by Adam Levy
It starts with a cowbell and ends with a horn section, but in between, the Rolling Stones’ “Honky Tonk Women” is all about Keith Richards’ open-G country-rock riffing. In the verse sections, Richards leans heavy on the downbeats, keeping the chords bone-simple. Richards fills the gaps in Mick Jagger’s vocal lines (bars 3 and 4, and 7 and 8 ) with sly double- and triple-stop jabs, giving the verses a bluesy call-and-response shape. My favorite bit, though, is the down-and-dirty major-pentatonic phrase at the end of bar 8.
It’s possible to approximate “Honky Tonk Women” in standard tuning, of course, but it is so much more fun to play in open-G (low to high: D, G, D, G, B, D). From standard tuning, you’ll need to tune your low E down to D, your A down to G, and your high E down to D. If you’re an open-tunings newbie, don’t panic. Open-G is a relatively easy one to get comfortable with, as the three middle strings—D, G, and B—remain unchanged. To nail the funky feel of the original, put your pick down and play with your bare fingers.

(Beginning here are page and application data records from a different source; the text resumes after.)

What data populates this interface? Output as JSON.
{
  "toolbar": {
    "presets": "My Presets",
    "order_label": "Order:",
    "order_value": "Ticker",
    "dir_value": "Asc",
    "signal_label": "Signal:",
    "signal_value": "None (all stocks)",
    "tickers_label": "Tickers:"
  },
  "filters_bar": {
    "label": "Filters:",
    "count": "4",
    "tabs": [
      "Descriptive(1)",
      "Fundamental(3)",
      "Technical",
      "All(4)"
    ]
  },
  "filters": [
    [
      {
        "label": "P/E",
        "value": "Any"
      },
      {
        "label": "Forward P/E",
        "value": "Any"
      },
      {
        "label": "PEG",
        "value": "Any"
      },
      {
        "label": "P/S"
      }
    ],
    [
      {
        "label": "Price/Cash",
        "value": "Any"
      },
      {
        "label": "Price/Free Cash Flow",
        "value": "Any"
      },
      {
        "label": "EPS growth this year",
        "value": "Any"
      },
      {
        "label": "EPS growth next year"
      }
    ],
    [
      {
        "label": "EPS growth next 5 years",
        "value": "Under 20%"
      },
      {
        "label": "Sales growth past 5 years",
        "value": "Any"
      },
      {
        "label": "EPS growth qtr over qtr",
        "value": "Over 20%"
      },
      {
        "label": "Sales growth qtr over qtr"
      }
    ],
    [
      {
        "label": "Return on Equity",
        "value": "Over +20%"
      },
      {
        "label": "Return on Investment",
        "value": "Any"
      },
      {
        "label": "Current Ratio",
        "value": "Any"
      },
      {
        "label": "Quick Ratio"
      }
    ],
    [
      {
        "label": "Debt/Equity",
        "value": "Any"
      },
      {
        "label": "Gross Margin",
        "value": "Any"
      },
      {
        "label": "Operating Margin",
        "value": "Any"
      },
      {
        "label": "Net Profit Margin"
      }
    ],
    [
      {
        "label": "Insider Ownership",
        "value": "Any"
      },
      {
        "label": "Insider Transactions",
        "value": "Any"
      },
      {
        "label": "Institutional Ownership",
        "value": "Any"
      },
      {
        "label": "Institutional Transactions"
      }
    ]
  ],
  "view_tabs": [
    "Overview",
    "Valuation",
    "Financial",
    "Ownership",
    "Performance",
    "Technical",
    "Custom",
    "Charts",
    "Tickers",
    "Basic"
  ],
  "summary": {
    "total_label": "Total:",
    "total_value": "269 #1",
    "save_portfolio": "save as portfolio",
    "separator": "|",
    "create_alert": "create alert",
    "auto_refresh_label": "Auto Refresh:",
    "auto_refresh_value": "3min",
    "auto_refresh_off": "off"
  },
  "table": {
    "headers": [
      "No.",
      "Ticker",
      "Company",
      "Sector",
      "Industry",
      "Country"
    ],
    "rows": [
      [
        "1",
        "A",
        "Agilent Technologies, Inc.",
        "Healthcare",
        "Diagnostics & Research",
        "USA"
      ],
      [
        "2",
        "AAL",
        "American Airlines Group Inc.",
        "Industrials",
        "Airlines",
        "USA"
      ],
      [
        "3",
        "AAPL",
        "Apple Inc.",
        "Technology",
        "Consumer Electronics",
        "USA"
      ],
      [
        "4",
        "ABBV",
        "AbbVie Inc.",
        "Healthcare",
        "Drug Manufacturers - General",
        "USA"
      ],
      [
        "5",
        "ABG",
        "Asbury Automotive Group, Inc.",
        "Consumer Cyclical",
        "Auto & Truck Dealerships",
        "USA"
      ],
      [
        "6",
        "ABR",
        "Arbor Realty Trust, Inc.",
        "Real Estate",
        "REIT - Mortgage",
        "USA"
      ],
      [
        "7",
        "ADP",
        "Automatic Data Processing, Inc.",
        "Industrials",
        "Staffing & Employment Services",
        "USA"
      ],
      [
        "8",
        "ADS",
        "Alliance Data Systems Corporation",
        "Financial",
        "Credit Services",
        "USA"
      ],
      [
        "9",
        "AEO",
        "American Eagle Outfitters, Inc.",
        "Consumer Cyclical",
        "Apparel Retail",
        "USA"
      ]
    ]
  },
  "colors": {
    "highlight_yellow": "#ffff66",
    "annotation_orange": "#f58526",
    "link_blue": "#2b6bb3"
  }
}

A longtime friend of the ‘Fire, Adam Levy has been unlocking the